Are you having a lag in productivity? Does your workforce seem stressed out and in need of a mental boost? You may be considering hiring a motivational speaker to come put some of that zip and drive back into your employees.
Motivational speakers are people who are paid to come speak at your work. You may use them just on their own, or as the key note speaker for a conference or team-building workshop. They can be someone who has succeeded in business athletics or some other field, someone famous, or someone who is just really good at getting the best out of people.
If you find the right speaker, you will see a marked improvement not only in performance but also in general morale. Instead of sitting around the water cooler gossiping or complaining about work and family, they’ll be talking about they’ve learned, coming up with new ideas, and lighting a fire under each other to get more accomplished.
In order to get the most out of a motivational speech, you need to find a speaker that meets the needs of your company or workforce. While there are some problems that show up in almost every work environment, each workplace is unique. If your workers are having problems because they aren’t working together, a speaker talking about finding motivation isn’t going to help much. You have to tailor your solution to your problems.

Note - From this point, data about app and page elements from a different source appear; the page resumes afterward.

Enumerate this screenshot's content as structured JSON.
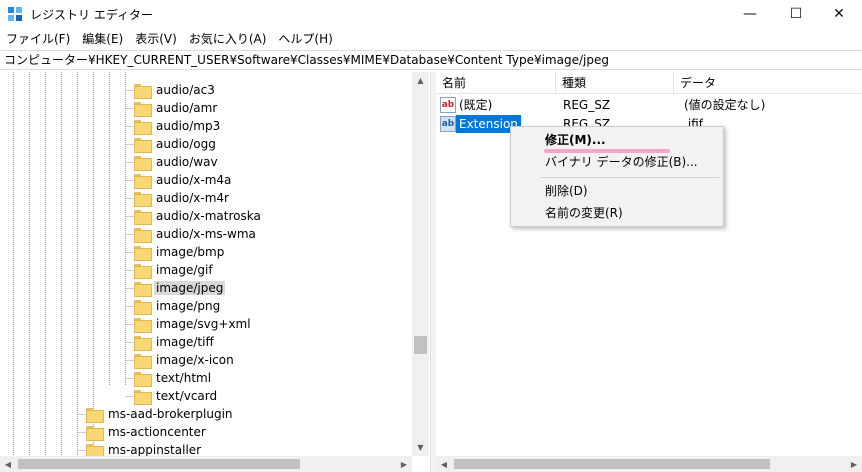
{
  "window": {
    "title": "レジストリ エディター",
    "minimize_glyph": "—",
    "maximize_glyph": "☐",
    "close_glyph": "✕"
  },
  "menu": [
    "ファイル(F)",
    "編集(E)",
    "表示(V)",
    "お気に入り(A)",
    "ヘルプ(H)"
  ],
  "address": "コンピューター¥HKEY_CURRENT_USER¥Software¥Classes¥MIME¥Database¥Content Type¥image/jpeg",
  "tree": {
    "items": [
      {
        "label": "audio/ac3",
        "selected": false
      },
      {
        "label": "audio/amr",
        "selected": false
      },
      {
        "label": "audio/mp3",
        "selected": false
      },
      {
        "label": "audio/ogg",
        "selected": false
      },
      {
        "label": "audio/wav",
        "selected": false
      },
      {
        "label": "audio/x-m4a",
        "selected": false
      },
      {
        "label": "audio/x-m4r",
        "selected": false
      },
      {
        "label": "audio/x-matroska",
        "selected": false
      },
      {
        "label": "audio/x-ms-wma",
        "selected": false
      },
      {
        "label": "image/bmp",
        "selected": false
      },
      {
        "label": "image/gif",
        "selected": false
      },
      {
        "label": "image/jpeg",
        "selected": true
      },
      {
        "label": "image/png",
        "selected": false
      },
      {
        "label": "image/svg+xml",
        "selected": false
      },
      {
        "label": "image/tiff",
        "selected": false
      },
      {
        "label": "image/x-icon",
        "selected": false
      },
      {
        "label": "text/html",
        "selected": false
      },
      {
        "label": "text/vcard",
        "selected": false
      }
    ],
    "parent_items": [
      {
        "label": "ms-aad-brokerplugin"
      },
      {
        "label": "ms-actioncenter"
      },
      {
        "label": "ms-appinstaller"
      }
    ]
  },
  "list": {
    "columns": [
      "名前",
      "種類",
      "データ"
    ],
    "rows": [
      {
        "name": "(既定)",
        "type": "REG_SZ",
        "data": "(値の設定なし)",
        "icon": "string-value-icon",
        "selected": false
      },
      {
        "name": "Extension",
        "type": "REG_SZ",
        "data": ".jfif",
        "icon": "string-value-icon",
        "selected": true
      }
    ]
  },
  "context_menu": {
    "items": [
      {
        "label": "修正(M)...",
        "bold": true
      },
      {
        "label": "バイナリ データの修正(B)...",
        "bold": false
      },
      {
        "label": "削除(D)",
        "bold": false
      },
      {
        "label": "名前の変更(R)",
        "bold": false
      }
    ]
  },
  "colors": {
    "selection_blue": "#0078d7",
    "folder_yellow": "#f8d775",
    "annotation_pink": "#f4a6c8"
  }
}
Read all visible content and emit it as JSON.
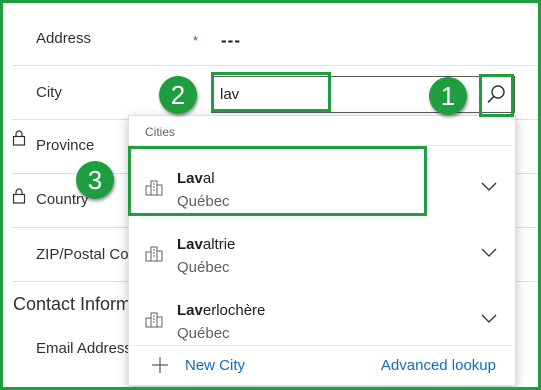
{
  "form": {
    "address": {
      "label": "Address",
      "required_mark": "*",
      "value": "---"
    },
    "city": {
      "label": "City",
      "input_value": "lav"
    },
    "province": {
      "label": "Province"
    },
    "country": {
      "label": "Country"
    },
    "zip": {
      "label": "ZIP/Postal Co"
    },
    "contact_section": {
      "title": "Contact Inform"
    },
    "email": {
      "label": "Email Address"
    }
  },
  "lookup": {
    "header": "Cities",
    "query": "Lav",
    "results": [
      {
        "match": "Lav",
        "rest": "al",
        "region": "Québec"
      },
      {
        "match": "Lav",
        "rest": "altrie",
        "region": "Québec"
      },
      {
        "match": "Lav",
        "rest": "erlochère",
        "region": "Québec"
      }
    ],
    "footer": {
      "new_label": "New City",
      "advanced_label": "Advanced lookup"
    }
  },
  "annotations": {
    "badge1": "1",
    "badge2": "2",
    "badge3": "3"
  },
  "colors": {
    "accent": "#1e9e3e",
    "link": "#0f6cbd",
    "required": "#a4262c"
  },
  "icons": [
    "lock-icon",
    "search-icon",
    "building-icon",
    "chevron-down-icon",
    "plus-icon"
  ]
}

In addition to increasing the productivity and morale of your workforce, if used properly, motivational speakers can also help promote your company and encourage new hires to want to come aboard. Often you can take speakers and use their speeches for recruiting videos, and even as training videos for new hires. They can also be used in materials for potential investors to show how you motivate your workers and emphasize your company philosophy. Of course, use of the speech is something you need to check on with your potential speakers before you hire them.
The biggest con of hiring a motivational speaker at work is probably the money. Depending on who you hire to come in, speakers’ fees can go from reasonable to astronomical. Not only will you have to pay their fees and sometimes expenses, you will also lose profit from lack of working during their speech. And no speaker is going to guarantee a rise in productivity or profits after they’ve made their speech.
Even if a speaker does motivate your workforce and raise productivity, it’s probably not going to last forever. The luster of a speech fades with time. If you want to keep the boost going, you’re going to have to make a plan to continually remind people of the speaker (and this is hit and miss on whether it will work).
If you put thought and effort behind it, choose an appropriate speaker, and back up their presentation with further learning and support, you’re probably going to notice a big difference in your workers, and in your company as a whole.
If you are thinking about hiring a speaker for your business or service organization, consider our in-house speaker, Patrysha from Community Futures Yellowhead East. She’d be happy to create and deliver a presentation for your workspace on topics including customer service, personal growth, increasing tips and other relevant topics.
When working with a team you will sometimes notice that there are gaps in the knowledge that you need to help run your business. You have a few choices on how to handle the gaps in knowledge and skills of your team members.
* Identify Future Needs – It’s important to know what types of projects are coming up in the future so that you can identify potential gaps in the first place. If you know what types of projects are upcoming, you can let your team know so that they can also be aware of the types of knowledge and skills are going to be needed if they want to work on the project.
* Offer Training – It can be risky to offer training to contractors, but if you really like working with certain people you can offer regular training to them so that they can learn the skills needed to work on future projects. It’s best not to force them to take the training if they are contractors, however, as it may break the contractor/employer barrier for the taxing authority in your state or country.
* Hire Someone New – If you have identified knowledge and skills that are needed now or will be in the future, get serious about making a better description of the skills needed in order to find a new contractor or employee.
* Make Them Aware of Training – You don’t always have to offer training, but if you know what type of skills you would like for your team to have, you can at least tell them about training that is offered by other people. You can even use an affiliate link on your project management system and earn a little extra money while your team learns.
* Send Them Regular Industry News – Create an email list just for your team where you’ll share industry news, training, and other things that can help them learn more about the industry that you’re all taking part in.
* Offer Regular Feedback – When anyone on your team submits a project, be sure to try to send feedback about what they have done well and what they should improve upon. This is a good way to encourage their own learning on their own time.
* Encourage Team Members to Work Together – Some team members are going to know more than others. If you make it possible for them to collaborate on projects together, one can learn from the other.
* Set Expectations – It’s important from day one to set expectations for your team members. If they realize that continuing education is important to you, and they like working with you, they’re going to be a lot more likely to seek out training for themselves.
Handling gaps in the knowledge and skills of your team is something that every business owner must deal with, whether you hire only contractors or employees. There are ways to deal with it that work well without offending anyone. Just be honest and up front at all times and your team will follow your lead.